We purchase for ourselves a lulav and etrog set and for a week we bless and shake them. After all the words we said on Rosh Hashanah and Yom Kippur, we stop with all the talking and take action. We pick up our lulav and etrog set, hold the four items together, and we shake them as a wordless prayer. We recognize God’s presence in nature, in all that grows, in every corner of the world. It is something so far removed from our regular experience that it feels both strange and meaningful at the same time. It can be done by young and old alike, it takes no practice or training. All you have to do is to open your heart and mind, making yourself ready to try something new and different.

We often think of our Judaism as logical and rational.
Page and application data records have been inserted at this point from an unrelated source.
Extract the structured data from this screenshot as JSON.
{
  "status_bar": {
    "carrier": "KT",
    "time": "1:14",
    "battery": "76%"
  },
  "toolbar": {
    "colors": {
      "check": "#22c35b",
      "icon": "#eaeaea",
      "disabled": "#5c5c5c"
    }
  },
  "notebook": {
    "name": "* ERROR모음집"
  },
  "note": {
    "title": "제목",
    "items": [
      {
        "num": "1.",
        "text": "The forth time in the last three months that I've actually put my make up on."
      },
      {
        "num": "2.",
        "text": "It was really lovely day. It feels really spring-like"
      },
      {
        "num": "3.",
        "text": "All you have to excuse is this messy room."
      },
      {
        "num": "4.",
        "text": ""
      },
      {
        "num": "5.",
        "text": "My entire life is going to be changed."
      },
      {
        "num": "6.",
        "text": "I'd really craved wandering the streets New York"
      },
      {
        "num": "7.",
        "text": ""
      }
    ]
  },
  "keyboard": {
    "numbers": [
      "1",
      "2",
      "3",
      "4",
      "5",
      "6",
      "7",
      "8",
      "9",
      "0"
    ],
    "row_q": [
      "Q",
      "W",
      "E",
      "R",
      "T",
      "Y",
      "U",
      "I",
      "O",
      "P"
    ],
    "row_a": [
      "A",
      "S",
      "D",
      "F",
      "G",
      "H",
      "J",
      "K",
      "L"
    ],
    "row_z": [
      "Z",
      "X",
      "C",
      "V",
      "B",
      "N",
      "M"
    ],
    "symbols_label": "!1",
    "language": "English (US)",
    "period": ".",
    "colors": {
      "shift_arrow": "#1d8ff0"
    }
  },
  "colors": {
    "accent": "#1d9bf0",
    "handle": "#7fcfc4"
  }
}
On Sukkot, though, we not only invite living guests, but our long dead ancestors too! The tradition of Ushpizin comes from the mystical world of Kabbalah; on each of the seven nights of Sukkot we invite seven Biblical characters: Abraham, Isaac, Jacob, Moses, Aaron, Joseph, and David. Many also invite seven women from our tradition today as well. There is not yet an agreed-upon list, but many use the seven female prophets named in the Talmud (BT Megillah 14a-b): Sarah, Miriam, Deborah, Hannah, Abigail, Huldah, and Esther. Other lists include Rebecca, Rachel, Leah, Eve, and Ruth.

If you’ve sat through the long services of Rosh Hashanah and Yom Kippur, then you owe it to yourself to enjoy some of the joy of Sukkot – shake that lulav and eat in the sukkah. Take your Judaism out of the synagogue, sit under the stars and contemplate the beauty of nature and the fragility of life. Be thankful for all that you have. Enjoy the people around you. Slow down, turn off your electronics and breathe deeply.

Don’t miss out on all that Judaism has to offer. The best is yet to come.

Wishing you a very joyous Sukkot!